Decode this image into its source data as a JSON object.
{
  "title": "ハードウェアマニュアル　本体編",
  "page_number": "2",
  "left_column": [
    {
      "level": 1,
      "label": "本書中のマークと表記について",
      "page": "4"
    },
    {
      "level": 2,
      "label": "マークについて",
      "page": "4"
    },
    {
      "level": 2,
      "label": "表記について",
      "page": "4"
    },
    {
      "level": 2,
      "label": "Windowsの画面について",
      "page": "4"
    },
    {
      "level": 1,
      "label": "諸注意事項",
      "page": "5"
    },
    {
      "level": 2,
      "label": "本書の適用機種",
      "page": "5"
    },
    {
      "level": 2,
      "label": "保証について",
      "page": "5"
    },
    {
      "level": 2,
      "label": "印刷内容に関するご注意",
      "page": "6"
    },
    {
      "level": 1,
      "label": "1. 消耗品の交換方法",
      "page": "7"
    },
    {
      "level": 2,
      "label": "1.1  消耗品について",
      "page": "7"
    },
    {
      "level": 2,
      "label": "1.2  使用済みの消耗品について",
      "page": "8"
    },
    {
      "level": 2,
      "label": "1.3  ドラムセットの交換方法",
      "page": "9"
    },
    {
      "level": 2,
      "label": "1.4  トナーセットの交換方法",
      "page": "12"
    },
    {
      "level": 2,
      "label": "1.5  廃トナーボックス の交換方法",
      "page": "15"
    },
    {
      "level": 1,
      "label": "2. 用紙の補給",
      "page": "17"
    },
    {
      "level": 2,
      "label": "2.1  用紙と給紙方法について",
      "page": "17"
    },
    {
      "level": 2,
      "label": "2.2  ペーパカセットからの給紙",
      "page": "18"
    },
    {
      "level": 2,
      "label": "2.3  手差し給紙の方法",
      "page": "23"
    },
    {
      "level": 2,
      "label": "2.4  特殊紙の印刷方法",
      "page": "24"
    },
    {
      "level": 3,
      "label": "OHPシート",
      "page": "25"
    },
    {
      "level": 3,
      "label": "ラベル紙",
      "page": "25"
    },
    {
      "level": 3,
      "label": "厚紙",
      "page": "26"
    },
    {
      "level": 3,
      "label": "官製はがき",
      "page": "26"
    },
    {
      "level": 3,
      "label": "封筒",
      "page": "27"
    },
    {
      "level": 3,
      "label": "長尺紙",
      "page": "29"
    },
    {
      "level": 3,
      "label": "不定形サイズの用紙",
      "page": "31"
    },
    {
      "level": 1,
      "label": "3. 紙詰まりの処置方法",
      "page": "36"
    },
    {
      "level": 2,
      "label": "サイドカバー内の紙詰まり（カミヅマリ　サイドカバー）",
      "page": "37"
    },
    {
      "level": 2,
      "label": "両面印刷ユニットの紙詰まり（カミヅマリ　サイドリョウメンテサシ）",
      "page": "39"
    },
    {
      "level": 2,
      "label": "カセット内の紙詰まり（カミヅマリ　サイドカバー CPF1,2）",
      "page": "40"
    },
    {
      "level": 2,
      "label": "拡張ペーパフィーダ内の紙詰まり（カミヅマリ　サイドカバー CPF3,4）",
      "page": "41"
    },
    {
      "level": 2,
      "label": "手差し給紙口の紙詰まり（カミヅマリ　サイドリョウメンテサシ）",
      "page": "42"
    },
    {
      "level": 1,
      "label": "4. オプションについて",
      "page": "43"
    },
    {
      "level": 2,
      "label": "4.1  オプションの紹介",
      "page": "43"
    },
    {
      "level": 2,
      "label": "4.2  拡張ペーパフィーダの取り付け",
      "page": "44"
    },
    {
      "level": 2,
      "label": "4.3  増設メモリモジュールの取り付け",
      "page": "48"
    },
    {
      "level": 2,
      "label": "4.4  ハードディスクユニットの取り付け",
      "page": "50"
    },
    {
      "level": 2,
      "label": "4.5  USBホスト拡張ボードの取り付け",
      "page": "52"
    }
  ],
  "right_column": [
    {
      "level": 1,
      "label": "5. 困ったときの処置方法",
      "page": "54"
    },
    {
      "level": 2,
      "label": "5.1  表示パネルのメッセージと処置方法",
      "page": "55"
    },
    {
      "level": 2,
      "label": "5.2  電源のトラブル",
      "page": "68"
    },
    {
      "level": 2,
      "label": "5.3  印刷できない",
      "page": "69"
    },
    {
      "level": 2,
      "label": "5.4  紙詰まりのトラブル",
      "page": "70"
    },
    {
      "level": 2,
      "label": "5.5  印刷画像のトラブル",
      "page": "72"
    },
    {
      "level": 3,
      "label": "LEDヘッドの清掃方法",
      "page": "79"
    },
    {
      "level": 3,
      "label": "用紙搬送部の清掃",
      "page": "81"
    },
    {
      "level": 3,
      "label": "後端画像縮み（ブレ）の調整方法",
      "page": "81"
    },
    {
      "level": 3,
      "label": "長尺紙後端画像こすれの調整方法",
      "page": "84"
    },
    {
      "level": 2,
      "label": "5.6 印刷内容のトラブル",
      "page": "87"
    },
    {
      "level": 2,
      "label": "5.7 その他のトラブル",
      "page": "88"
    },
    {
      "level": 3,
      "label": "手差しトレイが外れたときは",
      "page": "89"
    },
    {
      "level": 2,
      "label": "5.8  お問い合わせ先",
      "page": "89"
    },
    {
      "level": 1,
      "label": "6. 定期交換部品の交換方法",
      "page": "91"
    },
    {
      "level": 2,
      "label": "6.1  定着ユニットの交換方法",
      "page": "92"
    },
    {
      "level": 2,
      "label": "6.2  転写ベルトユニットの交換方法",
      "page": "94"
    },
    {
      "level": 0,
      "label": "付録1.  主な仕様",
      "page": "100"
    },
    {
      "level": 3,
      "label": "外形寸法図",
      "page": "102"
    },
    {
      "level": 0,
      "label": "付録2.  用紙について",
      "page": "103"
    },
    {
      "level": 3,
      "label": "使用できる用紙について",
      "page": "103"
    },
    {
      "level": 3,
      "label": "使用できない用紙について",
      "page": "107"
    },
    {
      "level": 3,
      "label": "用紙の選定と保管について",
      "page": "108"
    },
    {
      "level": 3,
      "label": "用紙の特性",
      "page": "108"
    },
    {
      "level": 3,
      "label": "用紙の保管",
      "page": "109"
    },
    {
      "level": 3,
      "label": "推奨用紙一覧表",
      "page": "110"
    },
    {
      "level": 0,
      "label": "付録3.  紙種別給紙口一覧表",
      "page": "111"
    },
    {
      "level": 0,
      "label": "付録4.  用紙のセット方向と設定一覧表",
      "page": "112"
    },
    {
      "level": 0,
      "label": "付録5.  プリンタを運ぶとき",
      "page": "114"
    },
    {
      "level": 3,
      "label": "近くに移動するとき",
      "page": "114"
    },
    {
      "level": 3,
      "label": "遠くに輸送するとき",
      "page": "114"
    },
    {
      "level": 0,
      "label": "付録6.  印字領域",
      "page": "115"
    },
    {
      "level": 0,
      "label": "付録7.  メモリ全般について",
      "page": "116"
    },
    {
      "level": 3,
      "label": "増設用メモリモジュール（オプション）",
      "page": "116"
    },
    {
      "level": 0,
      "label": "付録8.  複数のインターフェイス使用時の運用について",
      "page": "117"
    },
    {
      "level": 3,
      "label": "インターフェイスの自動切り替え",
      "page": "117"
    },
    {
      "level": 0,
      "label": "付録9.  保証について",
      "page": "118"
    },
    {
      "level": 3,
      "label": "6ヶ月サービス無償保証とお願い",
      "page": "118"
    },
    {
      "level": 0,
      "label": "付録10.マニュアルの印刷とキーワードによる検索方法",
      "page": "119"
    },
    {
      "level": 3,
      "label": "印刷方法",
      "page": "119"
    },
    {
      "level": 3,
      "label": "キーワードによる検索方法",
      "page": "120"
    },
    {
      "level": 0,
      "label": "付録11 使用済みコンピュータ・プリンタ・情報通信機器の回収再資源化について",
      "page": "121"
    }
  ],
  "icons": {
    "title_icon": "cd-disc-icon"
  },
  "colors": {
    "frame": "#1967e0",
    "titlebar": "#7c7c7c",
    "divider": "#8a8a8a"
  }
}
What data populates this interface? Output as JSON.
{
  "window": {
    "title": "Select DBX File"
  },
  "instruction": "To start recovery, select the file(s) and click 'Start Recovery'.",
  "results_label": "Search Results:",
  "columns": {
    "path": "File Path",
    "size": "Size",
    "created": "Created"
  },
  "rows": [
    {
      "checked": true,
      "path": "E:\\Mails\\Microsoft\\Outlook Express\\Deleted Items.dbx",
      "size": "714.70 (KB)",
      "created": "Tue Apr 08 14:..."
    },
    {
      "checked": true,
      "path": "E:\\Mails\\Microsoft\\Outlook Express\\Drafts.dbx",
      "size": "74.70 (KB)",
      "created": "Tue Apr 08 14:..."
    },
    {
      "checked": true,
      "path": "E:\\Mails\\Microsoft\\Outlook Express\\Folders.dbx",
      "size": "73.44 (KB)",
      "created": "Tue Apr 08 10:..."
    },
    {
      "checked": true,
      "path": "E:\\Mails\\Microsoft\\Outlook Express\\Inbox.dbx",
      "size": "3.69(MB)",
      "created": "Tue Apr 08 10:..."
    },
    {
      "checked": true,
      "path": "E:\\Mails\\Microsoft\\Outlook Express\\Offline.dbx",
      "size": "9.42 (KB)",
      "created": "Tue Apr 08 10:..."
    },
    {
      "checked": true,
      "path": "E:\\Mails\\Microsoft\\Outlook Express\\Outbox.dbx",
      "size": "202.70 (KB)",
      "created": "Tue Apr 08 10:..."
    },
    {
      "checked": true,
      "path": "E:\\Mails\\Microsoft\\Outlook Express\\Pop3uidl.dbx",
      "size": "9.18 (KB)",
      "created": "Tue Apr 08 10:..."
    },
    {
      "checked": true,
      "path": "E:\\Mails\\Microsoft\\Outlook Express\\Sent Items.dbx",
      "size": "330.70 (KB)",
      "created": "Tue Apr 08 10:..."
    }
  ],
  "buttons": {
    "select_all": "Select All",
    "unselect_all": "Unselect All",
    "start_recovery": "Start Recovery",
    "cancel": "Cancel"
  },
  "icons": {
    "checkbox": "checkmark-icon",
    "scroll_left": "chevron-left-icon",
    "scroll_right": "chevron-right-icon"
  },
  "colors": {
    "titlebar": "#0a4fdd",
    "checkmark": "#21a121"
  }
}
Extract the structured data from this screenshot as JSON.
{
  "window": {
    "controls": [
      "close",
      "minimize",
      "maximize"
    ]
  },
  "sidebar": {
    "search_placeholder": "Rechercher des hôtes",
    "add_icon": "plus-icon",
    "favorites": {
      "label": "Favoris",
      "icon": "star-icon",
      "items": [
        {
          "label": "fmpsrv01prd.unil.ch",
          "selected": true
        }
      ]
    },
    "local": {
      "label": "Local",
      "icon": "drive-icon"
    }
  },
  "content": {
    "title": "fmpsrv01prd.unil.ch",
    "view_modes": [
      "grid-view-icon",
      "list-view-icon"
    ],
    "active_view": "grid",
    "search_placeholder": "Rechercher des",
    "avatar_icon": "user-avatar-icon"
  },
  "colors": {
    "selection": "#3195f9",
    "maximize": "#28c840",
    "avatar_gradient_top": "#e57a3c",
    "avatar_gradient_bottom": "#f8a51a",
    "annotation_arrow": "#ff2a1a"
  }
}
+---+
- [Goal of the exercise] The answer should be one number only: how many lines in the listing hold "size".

- [The completed task] 9